Escaping Russian rule, siblings Ilmari, Matti, and Aino immigrate to America joining other Finns in the hopes that they will find the perfect place to thrive. Ilmari is the first to leave Finland, to avoid being drafted in the Russian army he flees his homeland. In America, Ilmari is a devout man who builds a farm of his own and a blacksmith shop before his brother Matti follows. Helping his brother for a time with the running of things, he must make a life for himself. By Christmas finding work with the sole options being fishing or logging, he choses logging. Felling trees, a job that can crush a man, easy. With no idea how, he swears to himself he will one day have his own company! Last is Aino, seventeen- years old and desperate for work. Already having suffered for her revolutionary beliefs back in Finland, the fire burns just as bright now in America. She isn’t happy to settle as some man’s wife and men want a woman to care for their families not a maid. Marriage is still against everything she believes in, and if she ever marries, she has to feel love, hers is a heart that cannot in good conscience settle. There are more important things to her future, and her socialist desires. Life isn’t easier in America, everything is not golden nor as ‘free’ as she imagined.

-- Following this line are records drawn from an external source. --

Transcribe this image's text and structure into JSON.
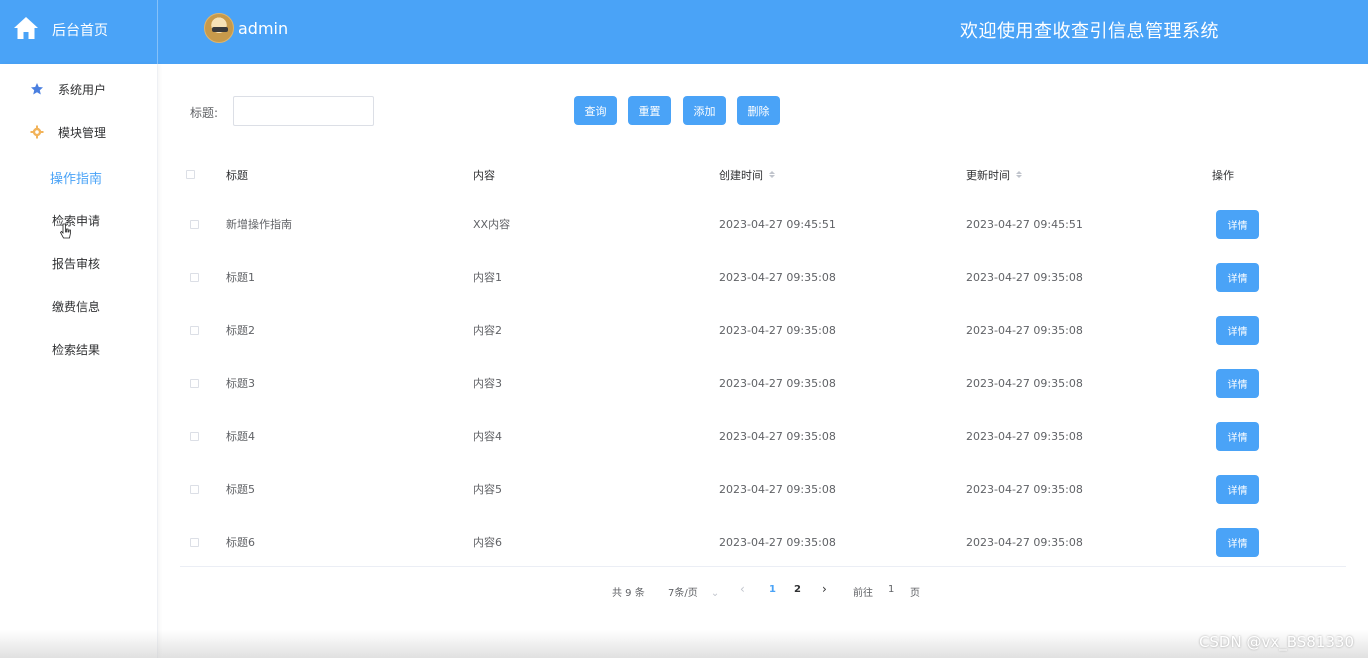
{
  "header": {
    "brand_label": "后台首页",
    "username": "admin",
    "system_title": "欢迎使用查收查引信息管理系统",
    "accent_color": "#4aa3f7"
  },
  "sidebar": {
    "items": [
      {
        "label": "系统用户",
        "icon": "star-icon"
      },
      {
        "label": "模块管理",
        "icon": "gear-icon"
      }
    ],
    "sub_items": [
      {
        "label": "操作指南",
        "active": true
      },
      {
        "label": "检索申请"
      },
      {
        "label": "报告审核"
      },
      {
        "label": "缴费信息"
      },
      {
        "label": "检索结果"
      }
    ]
  },
  "search": {
    "label": "标题:",
    "value": "",
    "placeholder": ""
  },
  "toolbar": {
    "query_label": "查询",
    "reset_label": "重置",
    "add_label": "添加",
    "delete_label": "删除"
  },
  "table": {
    "columns": [
      "标题",
      "内容",
      "创建时间",
      "更新时间",
      "操作"
    ],
    "rows": [
      {
        "title": "新增操作指南",
        "content": "XX内容",
        "created": "2023-04-27 09:45:51",
        "updated": "2023-04-27 09:45:51",
        "action": "详情"
      },
      {
        "title": "标题1",
        "content": "内容1",
        "created": "2023-04-27 09:35:08",
        "updated": "2023-04-27 09:35:08",
        "action": "详情"
      },
      {
        "title": "标题2",
        "content": "内容2",
        "created": "2023-04-27 09:35:08",
        "updated": "2023-04-27 09:35:08",
        "action": "详情"
      },
      {
        "title": "标题3",
        "content": "内容3",
        "created": "2023-04-27 09:35:08",
        "updated": "2023-04-27 09:35:08",
        "action": "详情"
      },
      {
        "title": "标题4",
        "content": "内容4",
        "created": "2023-04-27 09:35:08",
        "updated": "2023-04-27 09:35:08",
        "action": "详情"
      },
      {
        "title": "标题5",
        "content": "内容5",
        "created": "2023-04-27 09:35:08",
        "updated": "2023-04-27 09:35:08",
        "action": "详情"
      },
      {
        "title": "标题6",
        "content": "内容6",
        "created": "2023-04-27 09:35:08",
        "updated": "2023-04-27 09:35:08",
        "action": "详情"
      }
    ]
  },
  "pagination": {
    "total": "共 9 条",
    "page_size": "7条/页",
    "pages": [
      "1",
      "2"
    ],
    "current_page": "1",
    "goto_prefix": "前往",
    "goto_value": "1",
    "goto_suffix": "页"
  },
  "watermark": "CSDN @vx_BS81330"
}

Instead, they meet with backbreaking, deadly work logging in the forrest of Washington, where workers are nothing better than slaves making money for others (capitalism). A staunch socialist, Aino is well read, and desperate to fight for laborers rights often at the risk of her very life. Conflicted by the expectations of women of the times (have a family, settle down) she’d rather take part in activism, even when love comes calling. Is it better to settle down, safer? She is fed up being a live in servant, did enough of that before, and marriage is much the same too. She works for a time cooking for hundreds of men at a logging camp, Reder Logging. It comes to be the hardest work she has ever known. The reality is often disheartening, even later when she is a wife living in cheap lopsided quarters, it isn’t enough to please her. She must occupy herself with a life full of purpose, helping others. Escaping the unrest of their own country only to land in a place where one must continue to fight for human dignity, America isn’t turning out to be the dream Aino envisioned. Women should know their place, and certainly not be slipping off for meetings threatened by raids! A man who works his fingers to the bone relies on his good wife waiting with a meal, the home clean and comfortable. She’s a feminist, a fighter, a woman who won’t be caged but I admit, she could come off as self-righteous and selfish at times too. Could motherhood settle her?
The men face loggers being killed, the equipment fails, people make mistakes that costs lives and no one is looking out for their safety. It matters to Aino. It is for ‘the common good’ and if she is called a communist, so be it, they must still fight! The powers that be don’t want strikes and of course will threaten those who dare strike with brute force. Naturally she finds herself jailed. The Koski siblings will rage against “slave wages, slave hours, and slave working conditions” and find their future as pioneers logging the vast forest of Washington. They will all search for their identity as they push for early labor rights or material success. From logging camps to fishing for salmon, strikes, Spanish flu, co-ops, the first cars, and captialism. Love and affairs, jail, unrest, starting families, and businesses in the new American dream. There is a lot happening in this novel that because of the historical scope it covers, the stories can sometimes leave the reader meandering. It is a rich, well researched historical fiction about the early days for Finish immigrants in the forrest and mills of Washington. More importantly it is a grim look at the fight for labors rights.
Publication Date: July 2, 2019